UMWA in Action
Massey's poor safety record speaks louder than hype
March 21, 2005
Editorial published 03/21/2005 in the Charleston Gazette
Cecil E. Roberts
Let me get this straight. Just a few weeks ago, West Virginia coal mine safety inspectors paid a surprise visit to Massey Energy's newly acquired Mammoth mine near Smithers and shut it down, citing numerous safety violations including several very serious charges concerning improper ventilation. In fact, conditions were so bad, state inspectors categorized the violations as creating a situation where "imminent danger" exists.
And later we read that Massey was cited for six violations related to illegal explosions at its Edwight surface mine. Alarmingly, in their investigation, state inspectors also discovered that prior to the illegal explosions, Massey failed to evacuate a nearby underground mine, putting the lives of those working coal miners at great risk.
This is the reality, but you would never know it if you read Don Blankenship's recent commentary in the Gazette. If you believe what he writes, Massey mines are "significantly safer than the average U.S. coal mine." Well, I don't know about you, but if deliberately placing your miners in harm's way by allowing them to operate equipment in an improperly ventilated atmosphere -- or jeopardizing miners' lives with illegal explosions -- is Massey's way of operating its mines "significantly safer" than most, then the UMWA fears more than ever for miners.
Throughout the coal fields, Massey is known as one of the nation's worst operators when it comes to protecting its miners' health and safety. Blankenship can sugarcoat that reality all he wants, but the facts speak for themselves. And whether he chooses to believe it or not, UMWA miners do have a contractual right to refuse to work in dangerous conditions. Unlike Massey miners, UMWA miners cannot be fired for refusing to work in dangerous conditions or because they report violations to proper agencies.
Truth be told, the UMWA believes the real reason Massey claims to be trying to turn things around with respect to its abysmal health and safety record (although you wouldn't know it at the Mammoth mine) is because we have been monitoring their every move, talking regularly with their miners and bosses, and helping educate the public about their record. But we haven't done it alone. We have been joined by several concerned citizen action and environmental groups, and we greatly appreciate their help.
Blankenship's blanket assertion that the UMWA only files grievances to protect "the inappropriate actions" of our members is offensive and just pure nonsense. Maybe he should visit his mines more often -- or a Consol, Peabody, Arch or any other working coal mine. Blankenship would see that it is the mine operator who dictates how coal is mined. He might also see that Massey's non-union miners must simply do as they are told, as was demonstrated recently at the Mammoth mine. One assumes there were Massey bosses supervising miners working in the section where there was imminent danger, right, Don?
And who was responsible for overseeing those illegal explosions and making sure that the mine directly underneath the blasting area was cleared? I guess when you're making $14 million a year, understanding how the business you head really works -- and ensuring your workers have adequate health and safety protections -- aren't items very high up on your list of priorities. Buying a state Supreme Court justice is, but these are not. Go figure.

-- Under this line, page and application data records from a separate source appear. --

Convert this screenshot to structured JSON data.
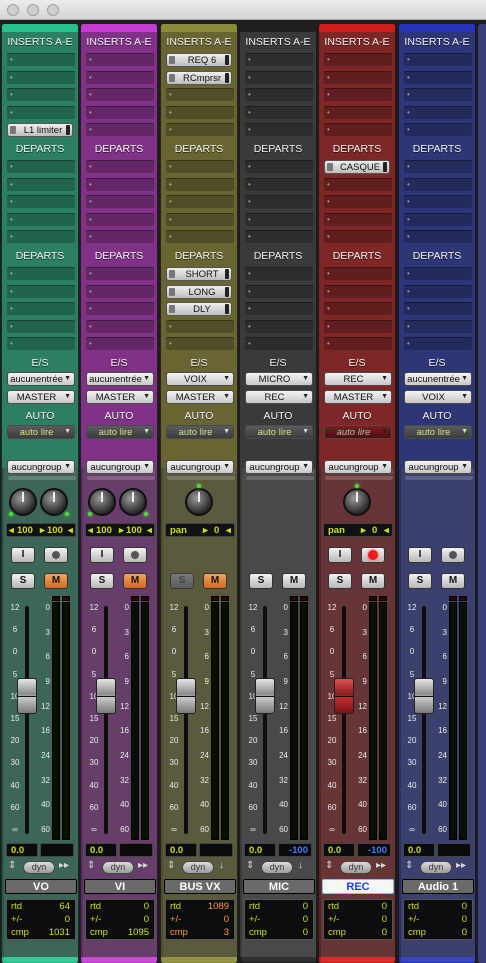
{
  "window": {
    "controls": [
      "close",
      "minimize",
      "zoom"
    ]
  },
  "labels": {
    "inserts": "INSERTS A-E",
    "departs": "DEPARTS",
    "es": "E/S",
    "auto": "AUTO",
    "dyn": "dyn",
    "rtd": "rtd",
    "diff": "+/-",
    "cmp": "cmp",
    "pan": "pan",
    "solo": "S",
    "mute": "M",
    "input": "I"
  },
  "fader_scale": [
    "12",
    "6",
    "0",
    "5",
    "10",
    "15",
    "20",
    "30",
    "40",
    "60",
    "∞"
  ],
  "meter_scale": [
    "0",
    "3",
    "6",
    "9",
    "12",
    "16",
    "24",
    "32",
    "40",
    "60"
  ],
  "channels": [
    {
      "name": "VO",
      "color": "#2e9e79",
      "stripe": "#27c28b",
      "body": "#2c5a4a",
      "inserts": [
        {
          "slot": 5,
          "name": "L1 limiter"
        }
      ],
      "sends1": [],
      "sends2": [],
      "input": "aucunentrée",
      "output": "MASTER",
      "auto_mode": "auto lire",
      "group": "aucungroup",
      "pan_type": "stereo",
      "pan_left": "100",
      "pan_right": "100",
      "input_button": true,
      "rec_armed": false,
      "solo_dim": false,
      "mute_on": true,
      "fader_level": 0.5,
      "volume": "0.0",
      "extra": "",
      "rtd": "64",
      "diff": "0",
      "cmp": "1031",
      "name_selected": false,
      "tail_icon": "arrows"
    },
    {
      "name": "VI",
      "color": "#9e37a8",
      "stripe": "#c43cd1",
      "body": "#5a2e5e",
      "inserts": [],
      "sends1": [],
      "sends2": [],
      "input": "aucunentrée",
      "output": "MASTER",
      "auto_mode": "auto lire",
      "group": "aucungroup",
      "pan_type": "stereo",
      "pan_left": "100",
      "pan_right": "100",
      "input_button": true,
      "rec_armed": false,
      "solo_dim": false,
      "mute_on": true,
      "fader_level": 0.5,
      "volume": "0.0",
      "extra": "",
      "rtd": "0",
      "diff": "0",
      "cmp": "1095",
      "name_selected": false,
      "tail_icon": "arrows"
    },
    {
      "name": "BUS VX",
      "color": "#7e7a3a",
      "stripe": "#8c8a3b",
      "body": "#4f4d2c",
      "inserts": [
        {
          "slot": 1,
          "name": "REQ 6"
        },
        {
          "slot": 2,
          "name": "RCmprsr"
        }
      ],
      "sends1": [],
      "sends2": [
        {
          "slot": 1,
          "name": "SHORT"
        },
        {
          "slot": 2,
          "name": "LONG"
        },
        {
          "slot": 3,
          "name": "DLY"
        }
      ],
      "input": "VOIX",
      "output": "MASTER",
      "auto_mode": "auto lire",
      "group": "aucungroup",
      "pan_type": "mono",
      "pan_value": "0",
      "input_button": false,
      "rec_armed": false,
      "solo_dim": true,
      "mute_on": true,
      "fader_level": 0.5,
      "volume": "0.0",
      "extra": "",
      "rtd": "1089",
      "diff": "0",
      "cmp": "3",
      "name_selected": false,
      "tail_icon": "down-arrow"
    },
    {
      "name": "MIC",
      "color": "#3b3b3b",
      "stripe": "#1f1f1f",
      "body": "#3a3a3a",
      "inserts": [],
      "sends1": [],
      "sends2": [],
      "input": "MICRO",
      "output": "REC",
      "auto_mode": "auto lire",
      "group": "aucungroup",
      "pan_type": "none",
      "input_button": false,
      "rec_armed": false,
      "solo_dim": false,
      "mute_on": false,
      "fader_level": 0.5,
      "volume": "0.0",
      "extra": "-100",
      "rtd": "0",
      "diff": "0",
      "cmp": "0",
      "name_selected": false,
      "tail_icon": "down-arrow"
    },
    {
      "name": "REC",
      "color": "#9b2a2a",
      "stripe": "#d21d1d",
      "body": "#5a2424",
      "inserts": [],
      "sends1": [
        {
          "slot": 1,
          "name": "CASQUE"
        }
      ],
      "sends2": [],
      "input": "REC",
      "output": "MASTER",
      "auto_mode": "auto lire",
      "group": "aucungroup",
      "pan_type": "mono",
      "pan_value": "0",
      "input_button": true,
      "rec_armed": true,
      "solo_dim": false,
      "mute_on": false,
      "fader_level": 0.5,
      "volume": "0.0",
      "extra": "-100",
      "rtd": "0",
      "diff": "0",
      "cmp": "0",
      "name_selected": true,
      "tail_icon": "arrows"
    },
    {
      "name": "Audio 1",
      "color": "#2f3c8a",
      "stripe": "#2a34b8",
      "body": "#2b3160",
      "inserts": [],
      "sends1": [],
      "sends2": [],
      "input": "aucunentrée",
      "output": "VOIX",
      "auto_mode": "auto lire",
      "group": "aucungroup",
      "pan_type": "none",
      "input_button": true,
      "rec_armed": false,
      "solo_dim": false,
      "mute_on": false,
      "fader_level": 0.5,
      "volume": "0.0",
      "extra": "",
      "rtd": "0",
      "diff": "0",
      "cmp": "0",
      "name_selected": false,
      "tail_icon": "arrows"
    }
  ]
}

Blankenship's statement that the UMWA's pension funds are not fully funded also is a total fabrication. The UMWA's pension plans are, in fact, fully funded.

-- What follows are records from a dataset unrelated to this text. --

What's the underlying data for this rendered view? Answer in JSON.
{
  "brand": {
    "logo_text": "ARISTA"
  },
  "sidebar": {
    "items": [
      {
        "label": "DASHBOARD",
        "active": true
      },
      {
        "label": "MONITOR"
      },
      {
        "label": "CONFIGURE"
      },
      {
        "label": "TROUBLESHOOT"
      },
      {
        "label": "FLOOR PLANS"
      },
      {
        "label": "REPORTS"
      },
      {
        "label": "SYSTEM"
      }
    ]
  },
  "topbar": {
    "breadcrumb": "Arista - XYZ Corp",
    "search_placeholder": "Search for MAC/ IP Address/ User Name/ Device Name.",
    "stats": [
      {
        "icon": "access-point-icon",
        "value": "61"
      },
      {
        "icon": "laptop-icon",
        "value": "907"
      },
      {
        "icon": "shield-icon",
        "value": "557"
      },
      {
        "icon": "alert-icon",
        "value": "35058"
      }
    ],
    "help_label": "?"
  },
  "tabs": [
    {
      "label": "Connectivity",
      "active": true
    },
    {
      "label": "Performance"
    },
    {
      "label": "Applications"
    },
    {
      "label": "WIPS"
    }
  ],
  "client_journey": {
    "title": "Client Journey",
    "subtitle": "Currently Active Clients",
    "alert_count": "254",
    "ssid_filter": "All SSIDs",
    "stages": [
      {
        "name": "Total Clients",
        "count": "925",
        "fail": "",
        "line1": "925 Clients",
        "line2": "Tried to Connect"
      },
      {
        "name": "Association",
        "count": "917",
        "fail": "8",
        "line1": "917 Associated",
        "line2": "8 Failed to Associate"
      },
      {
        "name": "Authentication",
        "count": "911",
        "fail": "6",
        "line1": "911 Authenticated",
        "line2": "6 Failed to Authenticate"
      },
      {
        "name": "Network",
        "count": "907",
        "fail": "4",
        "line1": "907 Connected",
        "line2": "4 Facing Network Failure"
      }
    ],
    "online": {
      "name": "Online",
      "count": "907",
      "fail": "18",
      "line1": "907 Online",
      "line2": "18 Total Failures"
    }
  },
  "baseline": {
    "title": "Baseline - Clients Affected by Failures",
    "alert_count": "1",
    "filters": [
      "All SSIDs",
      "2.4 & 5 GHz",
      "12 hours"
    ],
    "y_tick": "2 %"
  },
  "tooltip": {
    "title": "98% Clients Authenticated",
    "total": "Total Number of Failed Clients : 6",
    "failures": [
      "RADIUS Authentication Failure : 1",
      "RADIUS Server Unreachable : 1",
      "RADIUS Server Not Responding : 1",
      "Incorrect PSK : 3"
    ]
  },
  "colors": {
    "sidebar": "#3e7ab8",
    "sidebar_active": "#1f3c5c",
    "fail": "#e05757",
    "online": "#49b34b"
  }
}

Allow me to also talk about the UMWA's recent protest in front of the cleaning plant at Massey's Mammoth mine. We chose this location because, as one of our protesters' signs said, it truly is the ground zero of bankruptcy law abuse. Here, some 250 UMWA coal miners lost their jobs and their promised health-care benefits because of a federal bankruptcy judge's ruling.
To Blankenship's credit, he has been quoted several times agreeing with the UMWA that our Horizon miners were wronged in federal bankruptcy court. That is all well and good, but my question is, if Blankenship and Massey agree with the UMWA on this issue, then why have we not seen them on Capitol Hill lobbying alongside of us for reform? Better yet, why did Massey take advantage of the plight of Horizon's Cannelton miners by not allowing them all to keep their jobs? Yes, the UMWA demonstrated in front of a Massey facility, but trust me, we're in the halls of Congress almost every day lobbying to reform America's flawed bankruptcy laws. What is Blankenship's excuse?
That is how it is with the coal industry, though. When operators need lobbying help on issues like the Kyoto Protocol or the Bush administration's EPA rules governing mercury emissions, the UMWA is asked to take an active role, which we often do. However, when the UMWA is on Capitol Hill lobbying for bankruptcy reform or more stringent enforcement of the Mine Safety and Health Act, sympathetic coal industry CEOs or lobbyists are usually nowhere to be found.
Lead by example, Don. Help us lobby for Coal Act funding and bankruptcy reform. I'll be happy to escort you to Capitol Hill to do so. And the next time the federal Mine Safety and Health Administration is trying to force ill-advised respirable dust rules down the throats of America's miners, join our fight to keep our nation's mines safe and healthy for miners. That kind of activity would lend a bit more credibility to your proclamation that Massey truly does want to be safer than most.
United Mine Workers